Saturday, June 19: Saturday in San Pedro
Gradually sorting out what I’m here to do. Last night I went
to the annual banquet of the Belize Tourism Industry Association
at the grand opening of a convention center facility – banquet,
awards, speeches, dance. Only a few differences between this
and the run-of-the-mill event those of you in association or
hotel management have experienced in your sleep. Food was buffet
and reasonable – mysterious beef bits, stuffed potatoes, tossed
and macaroni salad, cooked squash and carrots – where do these
chefs go to school?
Ah, but the dancing!! A very loud, very sexy band, Santino’s
Messengers, that played full out for two hours (that I know of)
for people who also danced full out for two hours – even the fat
ones, even the pregnant ones, even the 90 year-old ones. Then
I got tired and went home.
The meeting starts at 10:00 today, we’ll see who shows up.
Thanks for all the responses. And particular thanks to Rebecka
for the hint about mosquitos and tonic water. I can learn to
drink my rum that way.
Sunday, June 20: Some More About San Pedro
Well, yesterday I forgot to tell you one of the most important
things about San Pedro on Ambergris Caye. It bills itself as
a barefoot town and it appears that many people rarely wear shoes.

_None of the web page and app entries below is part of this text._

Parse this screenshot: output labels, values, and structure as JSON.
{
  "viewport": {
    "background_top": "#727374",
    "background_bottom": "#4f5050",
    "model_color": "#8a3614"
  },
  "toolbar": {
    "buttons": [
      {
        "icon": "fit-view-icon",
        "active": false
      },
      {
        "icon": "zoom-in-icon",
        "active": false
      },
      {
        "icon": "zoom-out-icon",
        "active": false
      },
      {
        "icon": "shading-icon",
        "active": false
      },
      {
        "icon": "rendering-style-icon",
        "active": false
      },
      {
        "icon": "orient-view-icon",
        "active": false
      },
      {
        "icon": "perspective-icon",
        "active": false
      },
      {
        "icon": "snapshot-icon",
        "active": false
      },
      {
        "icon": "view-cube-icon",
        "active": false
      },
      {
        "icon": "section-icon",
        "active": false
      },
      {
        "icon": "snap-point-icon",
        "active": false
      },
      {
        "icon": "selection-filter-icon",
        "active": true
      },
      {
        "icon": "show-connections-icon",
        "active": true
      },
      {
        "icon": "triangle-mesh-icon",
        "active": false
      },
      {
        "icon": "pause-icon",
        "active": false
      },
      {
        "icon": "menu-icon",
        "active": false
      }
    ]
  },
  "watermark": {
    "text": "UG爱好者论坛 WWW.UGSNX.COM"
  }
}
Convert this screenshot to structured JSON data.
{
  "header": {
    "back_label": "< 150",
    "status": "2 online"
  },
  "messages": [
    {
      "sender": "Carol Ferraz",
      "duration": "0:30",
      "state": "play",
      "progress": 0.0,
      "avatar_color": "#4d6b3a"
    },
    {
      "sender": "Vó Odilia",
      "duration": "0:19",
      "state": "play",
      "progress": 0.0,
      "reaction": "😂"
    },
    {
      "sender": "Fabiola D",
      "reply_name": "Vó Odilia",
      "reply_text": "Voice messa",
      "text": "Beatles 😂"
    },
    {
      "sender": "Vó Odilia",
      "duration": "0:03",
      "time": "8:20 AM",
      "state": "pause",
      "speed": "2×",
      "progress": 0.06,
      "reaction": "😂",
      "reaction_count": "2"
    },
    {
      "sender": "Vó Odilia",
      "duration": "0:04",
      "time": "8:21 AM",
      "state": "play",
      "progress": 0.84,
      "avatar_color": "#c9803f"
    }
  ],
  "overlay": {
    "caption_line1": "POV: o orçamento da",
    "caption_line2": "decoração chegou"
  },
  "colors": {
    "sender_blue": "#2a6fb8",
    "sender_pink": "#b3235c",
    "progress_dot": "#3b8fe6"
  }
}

The new convention center where we met has a sand dance floor and a sand meeting room floor. That is,
there is tile around the edges and the sand isn’t very deep,
but it’s sand none-the-less. Which makes for some interesting
problems when you put your papers under your chair, for example.
Or put down your water glass. Actually, it’s when you pick up
your water glass because then you get sand all over your skirt
(or slacks or whatever). It only seems like this would work if
everyone at the meeting were wearing a bathing suit. And even
Belizeans don’t go to a national tourism conference in their
bathing suits. But I went to the dinner-dance barefoot.
The meeting was pretty typical – a small flurry of excitement
when someone challenged the chosen nominee for the presidency,
a scandal when we were served the banquet leftovers for lunch,
a long boring speech by a representative of some pan-American
eco-tourism organization, a huge debate (this was not an official
part of the program) about whether it was legit to feed the rays
and sharks so they would come around to thrill the sea-diving
tourists. Interestingly, the issue of how much ignorant abuse
a shark would take before it bit someone was glossed over –
perhaps for my benefit. Nurse sharks are said to be non-violent,
but I’m not sure I believe it. They get hungry, too, right?
Then the trip home in those island-hopping planes. We had
to overfly the runway once because the crab-catchers wouldn’t
be scared off the runway so we could land. The pilot was not
happy and I’m pretty sure someone’s father got called.
A laid back day today, I can’t believe it’s almost time to
come home. I’m getting Carribean braids today to try to extend